*Work to complete*:
Gather all lines in the records below that include the word "rotate".

···

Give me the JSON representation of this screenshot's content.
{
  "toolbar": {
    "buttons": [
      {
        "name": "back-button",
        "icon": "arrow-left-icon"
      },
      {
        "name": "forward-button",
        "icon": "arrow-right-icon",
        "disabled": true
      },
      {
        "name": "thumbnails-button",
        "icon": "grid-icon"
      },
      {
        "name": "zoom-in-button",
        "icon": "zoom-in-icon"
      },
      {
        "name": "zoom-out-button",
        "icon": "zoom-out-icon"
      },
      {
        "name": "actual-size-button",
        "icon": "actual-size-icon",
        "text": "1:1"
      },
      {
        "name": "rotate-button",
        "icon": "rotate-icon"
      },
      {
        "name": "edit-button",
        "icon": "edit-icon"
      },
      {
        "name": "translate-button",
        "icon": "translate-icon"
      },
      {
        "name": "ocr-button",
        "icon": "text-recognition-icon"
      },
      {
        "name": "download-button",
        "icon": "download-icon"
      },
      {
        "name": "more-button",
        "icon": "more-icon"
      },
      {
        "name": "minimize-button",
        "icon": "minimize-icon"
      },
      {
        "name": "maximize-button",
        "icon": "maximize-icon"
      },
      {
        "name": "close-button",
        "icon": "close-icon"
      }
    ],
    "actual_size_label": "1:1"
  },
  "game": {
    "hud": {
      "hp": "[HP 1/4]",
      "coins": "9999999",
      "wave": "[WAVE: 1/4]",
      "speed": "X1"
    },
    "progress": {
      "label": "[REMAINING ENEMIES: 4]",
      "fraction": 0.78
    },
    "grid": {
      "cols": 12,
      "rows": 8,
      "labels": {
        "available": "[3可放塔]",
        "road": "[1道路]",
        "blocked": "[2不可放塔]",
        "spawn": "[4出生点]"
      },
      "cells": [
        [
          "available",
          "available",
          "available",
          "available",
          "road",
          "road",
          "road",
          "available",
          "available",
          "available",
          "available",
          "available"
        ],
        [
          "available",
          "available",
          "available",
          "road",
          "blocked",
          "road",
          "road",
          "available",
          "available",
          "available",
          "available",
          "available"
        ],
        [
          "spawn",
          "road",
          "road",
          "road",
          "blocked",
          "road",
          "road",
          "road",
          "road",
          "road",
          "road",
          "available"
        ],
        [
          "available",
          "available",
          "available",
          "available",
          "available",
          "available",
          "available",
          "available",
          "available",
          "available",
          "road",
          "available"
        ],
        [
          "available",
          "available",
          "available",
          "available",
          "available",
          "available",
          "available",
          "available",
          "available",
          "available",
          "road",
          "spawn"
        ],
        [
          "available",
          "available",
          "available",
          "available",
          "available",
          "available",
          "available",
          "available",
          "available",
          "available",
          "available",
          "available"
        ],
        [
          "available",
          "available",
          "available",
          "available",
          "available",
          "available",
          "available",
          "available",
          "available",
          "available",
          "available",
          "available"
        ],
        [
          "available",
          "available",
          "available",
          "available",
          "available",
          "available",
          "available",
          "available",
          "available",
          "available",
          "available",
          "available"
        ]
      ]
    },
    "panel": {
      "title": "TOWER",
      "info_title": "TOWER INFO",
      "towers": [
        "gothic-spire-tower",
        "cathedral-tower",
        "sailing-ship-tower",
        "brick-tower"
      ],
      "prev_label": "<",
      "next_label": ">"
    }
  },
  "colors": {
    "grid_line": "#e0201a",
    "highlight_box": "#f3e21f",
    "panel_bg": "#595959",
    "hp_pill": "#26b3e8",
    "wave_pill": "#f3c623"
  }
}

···

*Problem solution*:
        "name": "rotate-button",
        "icon": "rotate-icon"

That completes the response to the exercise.